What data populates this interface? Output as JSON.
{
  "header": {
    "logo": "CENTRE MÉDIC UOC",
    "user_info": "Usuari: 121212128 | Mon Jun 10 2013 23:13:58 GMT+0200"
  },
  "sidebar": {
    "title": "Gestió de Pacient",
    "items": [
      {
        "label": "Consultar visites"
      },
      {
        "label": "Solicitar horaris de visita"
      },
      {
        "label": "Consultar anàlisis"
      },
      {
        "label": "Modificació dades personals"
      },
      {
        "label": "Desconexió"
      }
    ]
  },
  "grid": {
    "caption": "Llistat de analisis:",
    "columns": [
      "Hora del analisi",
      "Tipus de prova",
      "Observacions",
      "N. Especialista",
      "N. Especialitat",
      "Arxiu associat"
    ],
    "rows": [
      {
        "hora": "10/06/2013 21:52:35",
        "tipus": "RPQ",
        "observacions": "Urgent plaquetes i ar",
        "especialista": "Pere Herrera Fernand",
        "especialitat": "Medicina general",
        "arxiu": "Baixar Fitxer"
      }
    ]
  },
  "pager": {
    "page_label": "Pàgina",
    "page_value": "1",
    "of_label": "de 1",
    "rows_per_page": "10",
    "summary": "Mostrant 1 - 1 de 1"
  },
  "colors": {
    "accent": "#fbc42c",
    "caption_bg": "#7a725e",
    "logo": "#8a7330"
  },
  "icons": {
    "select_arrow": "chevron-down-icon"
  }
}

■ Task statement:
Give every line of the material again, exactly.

■ Result below:
What data populates this interface? Output as JSON.
{
  "header": {
    "logo": "CENTRE MÉDIC UOC",
    "user_info": "Usuari: 121212128 | Mon Jun 10 2013 23:13:58 GMT+0200"
  },
  "sidebar": {
    "title": "Gestió de Pacient",
    "items": [
      {
        "label": "Consultar visites"
      },
      {
        "label": "Solicitar horaris de visita"
      },
      {
        "label": "Consultar anàlisis"
      },
      {
        "label": "Modificació dades personals"
      },
      {
        "label": "Desconexió"
      }
    ]
  },
  "grid": {
    "caption": "Llistat de analisis:",
    "columns": [
      "Hora del analisi",
      "Tipus de prova",
      "Observacions",
      "N. Especialista",
      "N. Especialitat",
      "Arxiu associat"
    ],
    "rows": [
      {
        "hora": "10/06/2013 21:52:35",
        "tipus": "RPQ",
        "observacions": "Urgent plaquetes i ar",
        "especialista": "Pere Herrera Fernand",
        "especialitat": "Medicina general",
        "arxiu": "Baixar Fitxer"
      }
    ]
  },
  "pager": {
    "page_label": "Pàgina",
    "page_value": "1",
    "of_label": "de 1",
    "rows_per_page": "10",
    "summary": "Mostrant 1 - 1 de 1"
  },
  "colors": {
    "accent": "#fbc42c",
    "caption_bg": "#7a725e",
    "logo": "#8a7330"
  },
  "icons": {
    "select_arrow": "chevron-down-icon"
  }
}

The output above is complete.